After decades of due diligence, it finally happened.
Mom always told me to step on the front of my shoes before putting them on in case a mouse had crawled in there.
Last week, there WAS a mouse in my shoe. It was hiding from the cat.
I screamed. What is it with mice and screaming? It’s a particular type of scream, more like a shriek. It gives me a sore throat.
We’ve always had a cat or two in the house and while it is an advantage from a mouse control standpoint, it does have its downsides.
Like sometimes a mouse might take refuge from the cat by running behind the refrigerator and be so afraid that it crawls into some crevice in the appliance and trembles there for however long it takes for it to die, but you don’t know it’s there until it starts to smell — a distinctive odor that is hard to track down — and when you finally pull the refrigerator away from the wall — it’s always filthy back there — you have to get down on all fours to see the little crevice where you find the dead mouse.
When I say “you,” I don’t mean “me.” This is tacitly understood as the husband’s task.
(By the way, I refer to the husband as “the husband” because he asked me to. When I began writing this column many moons ago, he was a manufacturing supervisor and my use of his name was, at times, depending on sensitivity of the topic, a source of embarrassment. He was a fan of Henny Youngman, a comedian who referred to his wife as “the wife.” So there you have it.)
The cat would be a more effective mouser if she just killed the mouse quickly.

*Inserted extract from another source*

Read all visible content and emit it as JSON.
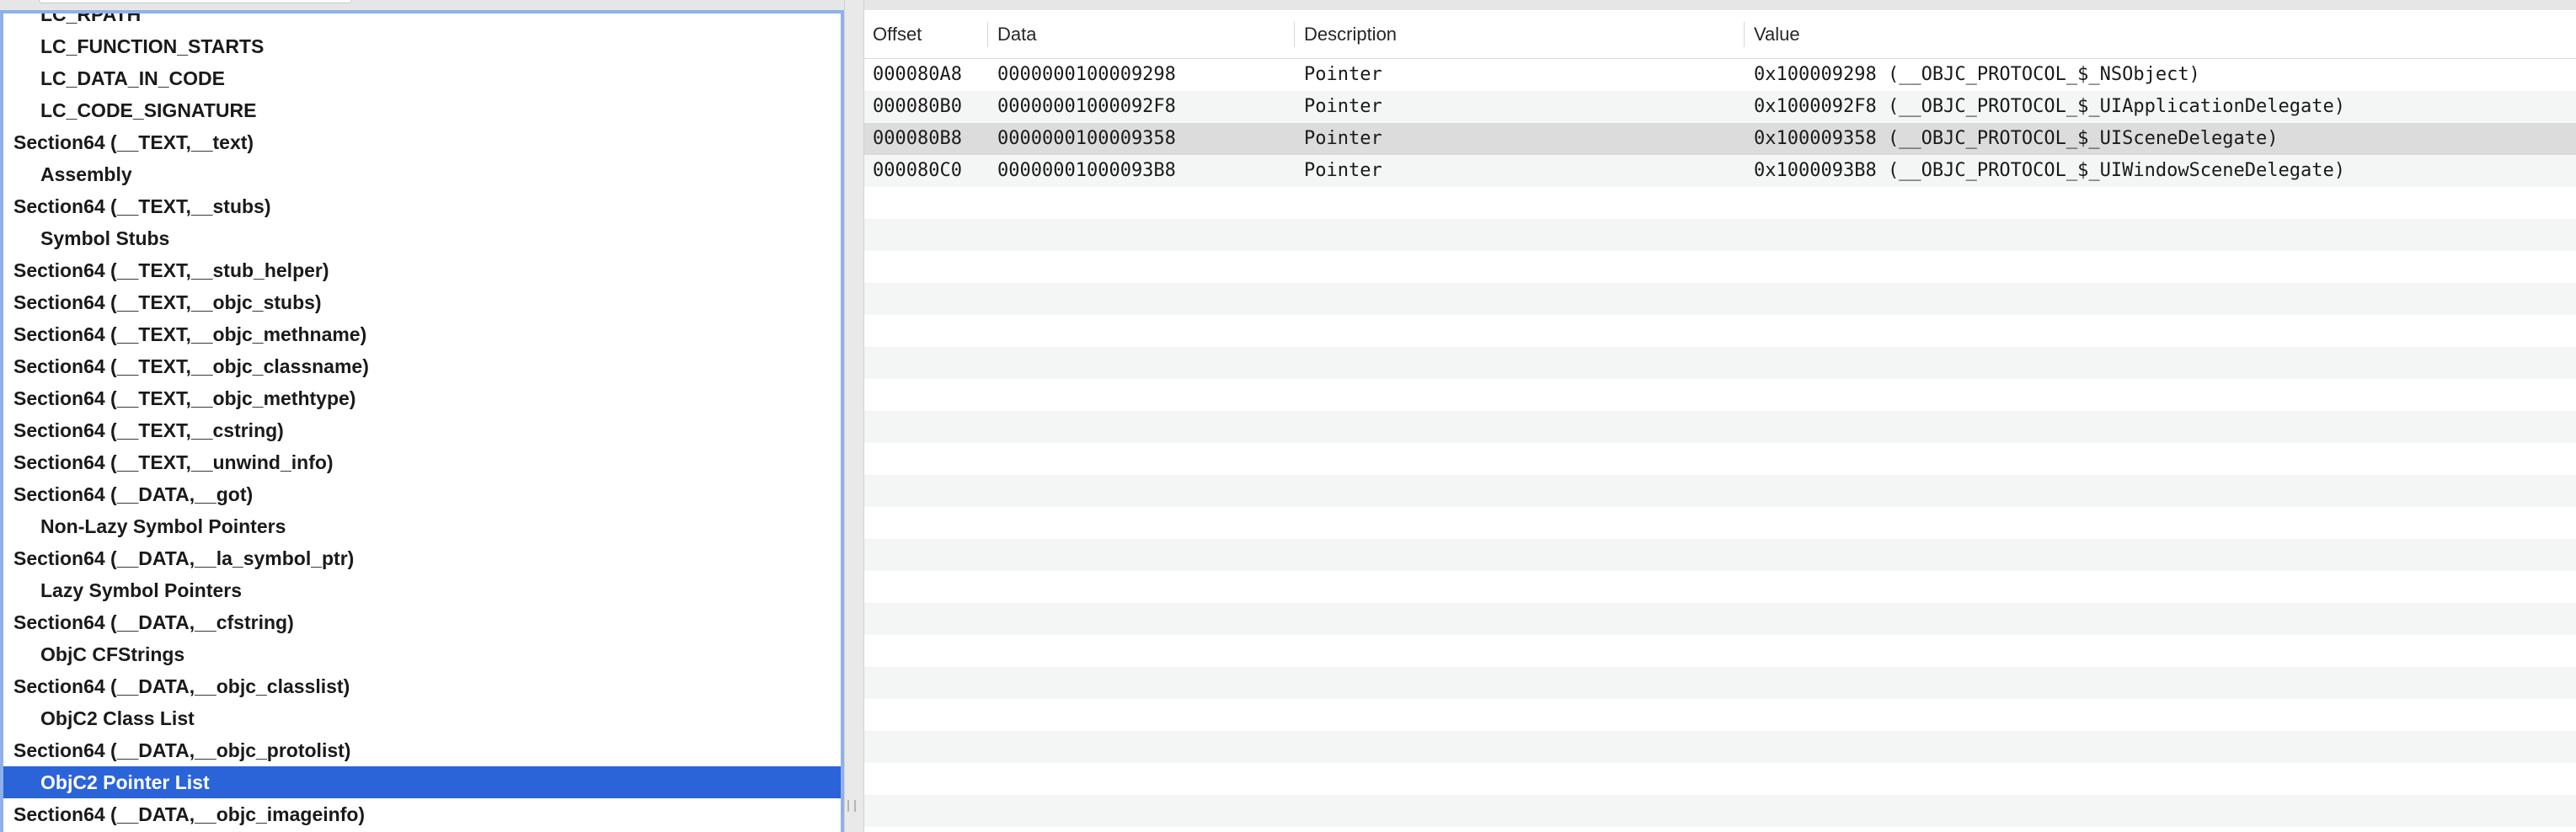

But no, she has to torture the poor thing, wounding it and terrorizing it.
That’s the definition of cat-and-mouse games: “behavior like that of a cat with a mouse: such as, a: the act of toying with or tormenting something before destroying it; b: a contrived action involving constant pursuit, near captures, and repeated escapes.”
As for us humans living out here in the country, battling mice is a fact of life.
A woman recently told me that she’s learned to co-exist with the mice. But I don’t like finding mouse poop among my silverware, in my pots and pans or on the counters where I prepare food.
Years ago, in a little-used bottom drawer of my dresser, I found that a shimmery shirt had been chewed up by a mouse. My bedroom is upstairs and I’d never heard it in there. I plugged up any possible access to my dresser with aluminum foil.
Supposedly, mice hate aluminum foil. But that whole story about just having a cat in the house will keep the mice away? Not true.
Years ago, a co-worker told me to set mouse poison in the basement. We did that for years and saw nary a mouse.
It worked until it didn’t. At some point, the mice began feasting on the little green pellets. So we tried another brand containing a different poison. They liked that one even better.
Then we resorted to good old-fashioned mouse traps. When I say “we,” I mean the husband. He discovered that peanut butter is a more effective lure than cheese.
Sure enough, for the first week or so after setting out the traps, there’s a steady sound of snaps and subsequent removal of dead bodies.
However, if you, dear reader, can suggest a more efficient method of mouse control, please let me know.